Following her passion, she moved to Imperial College London to undertake an MRes in Cancer Biology. As part of her Master placement in the laboratory of Prof. Luca Magnani, she uncovered a mechanistic link between epigenetic reprogramming and the acquisition of invasive properties driving breast cancer metastasis (Perone, Farrugia, Rodriguez-Meira et al, Nature Communications). This work identified a targetable pathway to potentially prevent metastatic dissemination in patients.

She was then awarded a prestigious CRUK DPhil Prize Scholarship to join Professors Adam Mead and Professors Sten Eirik Jacobsen Laboratories at the Weatherall Institute of Molecular Medicine.
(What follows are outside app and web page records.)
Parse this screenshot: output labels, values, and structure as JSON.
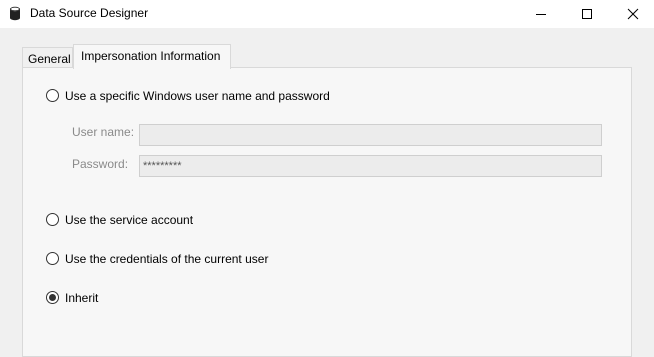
{
  "window": {
    "title": "Data Source Designer",
    "icon": "database-icon",
    "controls": [
      "minimize-icon",
      "maximize-icon",
      "close-icon"
    ]
  },
  "tabs": [
    {
      "label": "General",
      "active": false
    },
    {
      "label": "Impersonation Information",
      "active": true
    }
  ],
  "impersonation": {
    "options": [
      {
        "label": "Use a specific Windows user name and password",
        "selected": false
      },
      {
        "label": "Use the service account",
        "selected": false
      },
      {
        "label": "Use the credentials of the current user",
        "selected": false
      },
      {
        "label": "Inherit",
        "selected": true
      }
    ],
    "username": {
      "label": "User name:",
      "value": ""
    },
    "password": {
      "label": "Password:",
      "value": "*********"
    }
  }
}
During the first two years of her DPhil, she developed a new single-cell sequencing technology to analyse mutations and whole transcriptomes from the same single cell (TARGET-seq). This allowed her to identify the molecular changes driving genetic clonal evolution in patients with myelofibrosis (Rodriguez-Meira et al, Molecular Cell), a bone marrow malignancy. She then leveraged this technology to identify new mutant-specific biomarkers, which could serve as potential immunotherapy target (Psaila, Wang et al, Molecular Cell). This served as a proof-of-concept study to demonstrate how single-cell technologies can lead to new therapeutic approaches for cancer patients.

The TARGET-seq technology had a significant impact in the field and led to many national and international collaborations (i.e. Vyas, Mendez-Ferrer groups). The growing interest of the technology prompted the development of higher-throughput implementations (Rodriguez-Meira et al, STAR Protocols) and industrial collaborations. She is also co-inventor in two patents related to TARGET-seq.

She is now taking this further  as a postdoctoral researcher in the Mead and Thongjuea Labs, trying to understand the effect of very poor prognosis TP53 mutations at different stages of leukaemic evolution.

In addition to these academic achievements, she is also an active member of Spanish Researchers in the UK, where she organizes outreach activities and scientific symposiums (First Cancer Research Networking Event and 8th International SRUK Symposium) and promotes collaborative links between UK-based and Spanish researchers.